Updated: 11:49 a.m.
A Congressional Budget Office analysis released Wednesday morning found that the deficit cutting bill proposed by Senate Majority Leader Harry Reid (D-Nev.) cuts significantly deeper and faster than the one proposed by Speaker John Boehner (R-Ohio), although it still fell $500 billion less than the $2.7 trillion advertised.
Sources indicated, however, that Reid was already in the process of tweaking his proposal, which is why he has not yet begun the time-consuming procedural maneuvers needed to bring the measure to a vote in the Senate.
A Reid spokesman said Democrats are still gratified by the overall CBO assessment. "We are glad Congress' budget referee agrees that the Senate bill cuts the deficit by $1.3 trillion more than Speaker Boehner's bill. We are also glad to see that CBO credits the Senate bill with a full trillion dollars in savings from winding down the wars, rebutting Republicans' arguments once and for all," Adam Jentleson said. "It becomes clearer by the hour that the Senate bill is the only true compromise in Congress, so it's time for Republicans to get serious about averting the economic crisis looming in less than a week and drop their doomed tea party bill."
Much of the shortfall is due to the CBO scoring the package on its current, updated budget assumptions from March. That includes hundreds of billions of dollars in cuts already assumed because of the continuing resolution funding the government.
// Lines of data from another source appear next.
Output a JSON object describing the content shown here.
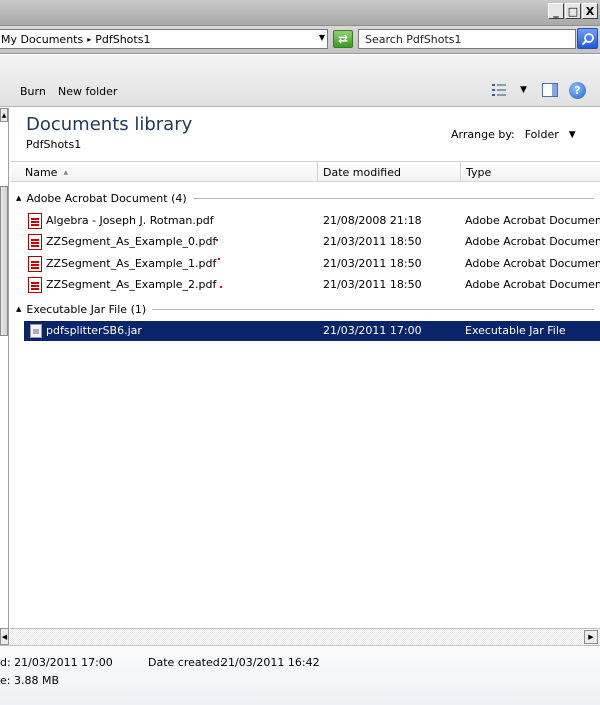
{
  "window": {
    "minimize_label": "_",
    "maximize_label": "□",
    "close_label": "X"
  },
  "address": {
    "crumbs": [
      "My Documents",
      "PdfShots1"
    ],
    "separator_glyph": "▸",
    "dropdown_glyph": "▼",
    "refresh_glyph": "⇄"
  },
  "search": {
    "placeholder": "Search PdfShots1"
  },
  "toolbar": {
    "burn_label": "Burn",
    "new_folder_label": "New folder",
    "view_dropdown_glyph": "▼",
    "help_glyph": "?"
  },
  "library": {
    "title": "Documents library",
    "subtitle": "PdfShots1",
    "arrange_label": "Arrange by:",
    "arrange_value": "Folder",
    "arrange_glyph": "▼"
  },
  "columns": {
    "name": "Name",
    "date_modified": "Date modified",
    "type": "Type"
  },
  "groups": [
    {
      "label": "Adobe Acrobat Document (4)",
      "files": [
        {
          "name": "Algebra - Joseph J. Rotman.pdf",
          "date": "21/08/2008 21:18",
          "type": "Adobe Acrobat Document"
        },
        {
          "name": "ZZSegment_As_Example_0.pdf",
          "date": "21/03/2011 18:50",
          "type": "Adobe Acrobat Document"
        },
        {
          "name": "ZZSegment_As_Example_1.pdf",
          "date": "21/03/2011 18:50",
          "type": "Adobe Acrobat Document"
        },
        {
          "name": "ZZSegment_As_Example_2.pdf",
          "date": "21/03/2011 18:50",
          "type": "Adobe Acrobat Document"
        }
      ]
    },
    {
      "label": "Executable Jar File (1)",
      "files": [
        {
          "name": "pdfsplitterSB6.jar",
          "date": "21/03/2011 17:00",
          "type": "Executable Jar File",
          "selected": true
        }
      ]
    }
  ],
  "details": {
    "modified_text": "d: 21/03/2011 17:00",
    "created_label": "Date created:",
    "created_value": "21/03/2011 16:42",
    "size_text": "e: 3.88 MB"
  },
  "colors": {
    "selection": "#0a246a",
    "title_blue": "#1e395b"
  }
}
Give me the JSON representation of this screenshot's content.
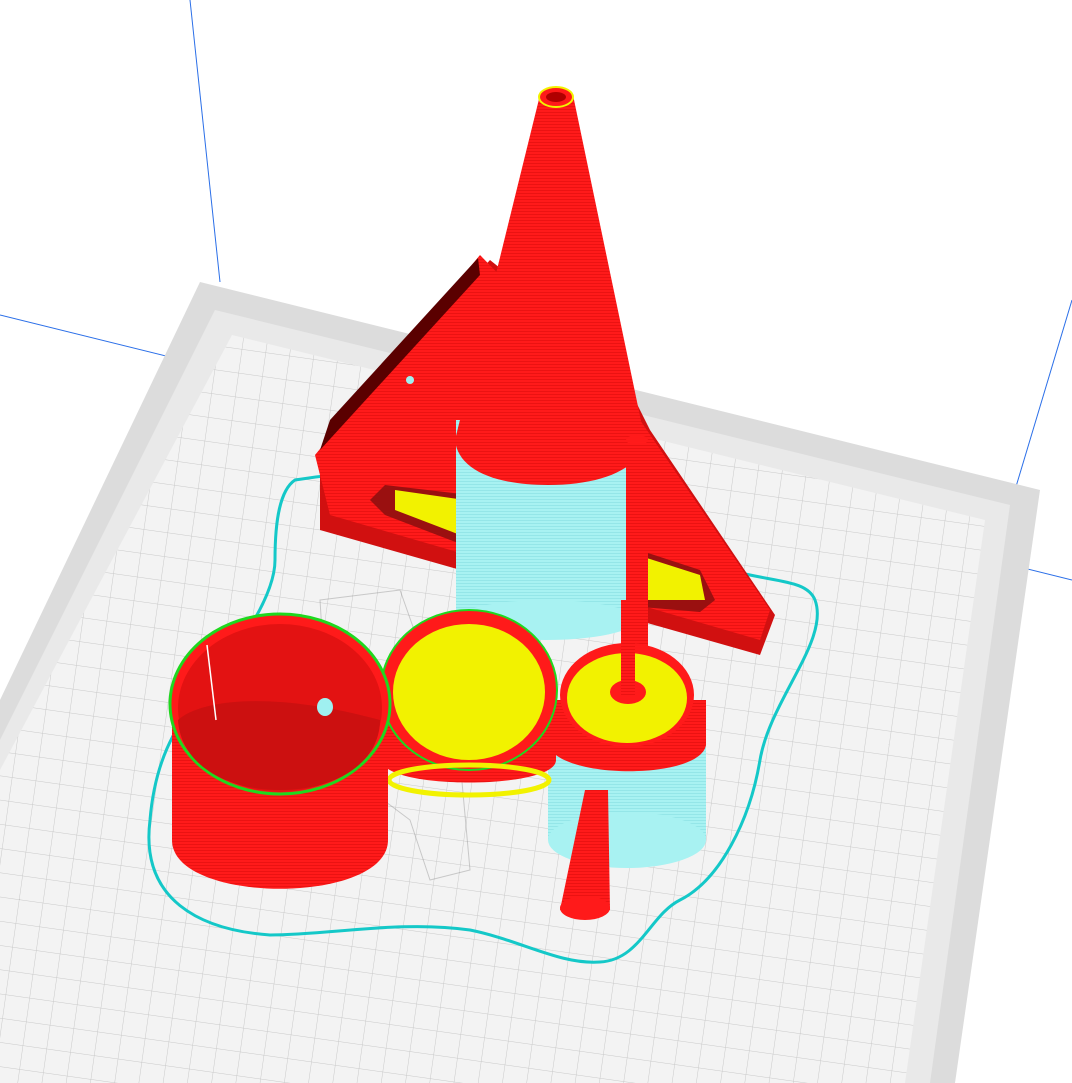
{
  "app": {
    "view": "slicer-preview",
    "mode": "layer-preview"
  },
  "colors": {
    "background": "#ffffff",
    "bed_outer": "#dcdcdc",
    "bed_border": "#e6e6e6",
    "bed_inner": "#f3f3f3",
    "grid_line": "#c9c9c9",
    "build_volume_edge": "#2b6fe8",
    "wall_outer": "#ff1a1a",
    "wall_inner_green": "#1fd81f",
    "infill_yellow": "#f2f200",
    "support_cyan": "#9ff0f0",
    "skirt_cyan": "#14c8c8",
    "shadow_dark": "#5a0000"
  },
  "objects": [
    {
      "name": "cone",
      "feature": "wall-outer"
    },
    {
      "name": "triangle-frame",
      "feature": "wall-outer"
    },
    {
      "name": "cylinder-cup",
      "feature": "wall-outer"
    },
    {
      "name": "lid-disc",
      "feature": "top-skin"
    },
    {
      "name": "stand-pillar",
      "feature": "wall-outer"
    }
  ],
  "legend_icons": {
    "bed": "print-bed-icon",
    "skirt": "skirt-outline-icon",
    "support": "support-structure-icon"
  }
}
The same scoring trouble befell Boehner’s bill Tuesday, sending the GOP leadership back to the drawing board to meet its promise of a one-to-one match of spending cuts to increase the debt limit.
And the Reid score complicates the endgame for finding a deal to raise the debt ceiling before the Aug. 2 deadline set by Treasury Secretary Timothy Geithner to avoid a default on U.S. obligations.
The score found that Reid’s plan would slice the deficit by $2.2 trillion over a decade — with more than half of that coming from assumptions that the United States will wind down wars in Iraq and Afghanistan. The GOP has ridiculed using that presumed savings as a budget “gimmick.”
Still, even without the war assumptions, Reid’s bill cuts significantly more than Boehner’s and significantly faster, the CBO analysis showed. Before savings on interest on the debt, the discretionary spending caps in Reid’s plan cut $751 billion over the next decade versus $710 billion in Boehner’s original bill.
And in the first two years, Reid’s bill shrinks the deficit by $129 billion versus $17 billion for Boehner’s plan. Even without the war funding, Reid’s bill would slice the deficit by about $58 billion in the first two years — more than three times Boehner’s savings.